Excerpts from an interface dataset:
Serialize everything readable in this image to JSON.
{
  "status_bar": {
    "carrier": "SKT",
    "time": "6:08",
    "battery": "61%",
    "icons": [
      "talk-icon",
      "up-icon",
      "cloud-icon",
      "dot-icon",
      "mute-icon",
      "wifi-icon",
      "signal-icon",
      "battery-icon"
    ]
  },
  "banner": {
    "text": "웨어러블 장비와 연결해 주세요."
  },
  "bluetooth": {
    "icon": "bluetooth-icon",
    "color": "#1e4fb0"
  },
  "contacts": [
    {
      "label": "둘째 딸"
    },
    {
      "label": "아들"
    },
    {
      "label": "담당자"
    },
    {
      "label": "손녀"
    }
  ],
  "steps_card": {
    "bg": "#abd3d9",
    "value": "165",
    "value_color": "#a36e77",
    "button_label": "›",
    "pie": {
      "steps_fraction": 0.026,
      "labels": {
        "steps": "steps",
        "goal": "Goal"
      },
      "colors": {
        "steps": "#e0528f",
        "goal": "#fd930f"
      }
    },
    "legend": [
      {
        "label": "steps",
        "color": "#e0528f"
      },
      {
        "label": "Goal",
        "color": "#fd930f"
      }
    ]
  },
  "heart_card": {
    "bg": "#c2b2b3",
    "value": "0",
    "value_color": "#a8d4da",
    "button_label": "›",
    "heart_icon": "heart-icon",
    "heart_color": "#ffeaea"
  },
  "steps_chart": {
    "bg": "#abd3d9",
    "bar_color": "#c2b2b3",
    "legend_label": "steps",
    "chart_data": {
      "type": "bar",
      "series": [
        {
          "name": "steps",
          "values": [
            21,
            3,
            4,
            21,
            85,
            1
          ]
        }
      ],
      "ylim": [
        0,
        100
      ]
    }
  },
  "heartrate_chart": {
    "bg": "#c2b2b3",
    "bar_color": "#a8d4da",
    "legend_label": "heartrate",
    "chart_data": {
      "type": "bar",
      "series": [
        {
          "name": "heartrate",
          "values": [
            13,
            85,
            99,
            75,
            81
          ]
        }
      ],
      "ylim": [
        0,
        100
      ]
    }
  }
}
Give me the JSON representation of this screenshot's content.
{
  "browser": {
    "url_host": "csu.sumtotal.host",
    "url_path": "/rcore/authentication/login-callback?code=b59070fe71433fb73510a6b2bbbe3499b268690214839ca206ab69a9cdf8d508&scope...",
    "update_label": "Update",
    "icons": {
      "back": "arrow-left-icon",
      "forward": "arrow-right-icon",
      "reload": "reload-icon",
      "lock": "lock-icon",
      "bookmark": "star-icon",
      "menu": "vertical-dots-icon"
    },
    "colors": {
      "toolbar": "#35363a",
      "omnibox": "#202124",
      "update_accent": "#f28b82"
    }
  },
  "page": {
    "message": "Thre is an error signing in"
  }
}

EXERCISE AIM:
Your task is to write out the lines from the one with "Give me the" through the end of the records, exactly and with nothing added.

THE COMPLETED TASK:
Give me the JSON representation of this screenshot's content.
{
  "browser": {
    "url_host": "csu.sumtotal.host",
    "url_path": "/rcore/authentication/login-callback?code=b59070fe71433fb73510a6b2bbbe3499b268690214839ca206ab69a9cdf8d508&scope...",
    "update_label": "Update",
    "icons": {
      "back": "arrow-left-icon",
      "forward": "arrow-right-icon",
      "reload": "reload-icon",
      "lock": "lock-icon",
      "bookmark": "star-icon",
      "menu": "vertical-dots-icon"
    },
    "colors": {
      "toolbar": "#35363a",
      "omnibox": "#202124",
      "update_accent": "#f28b82"
    }
  },
  "page": {
    "message": "Thre is an error signing in"
  }
}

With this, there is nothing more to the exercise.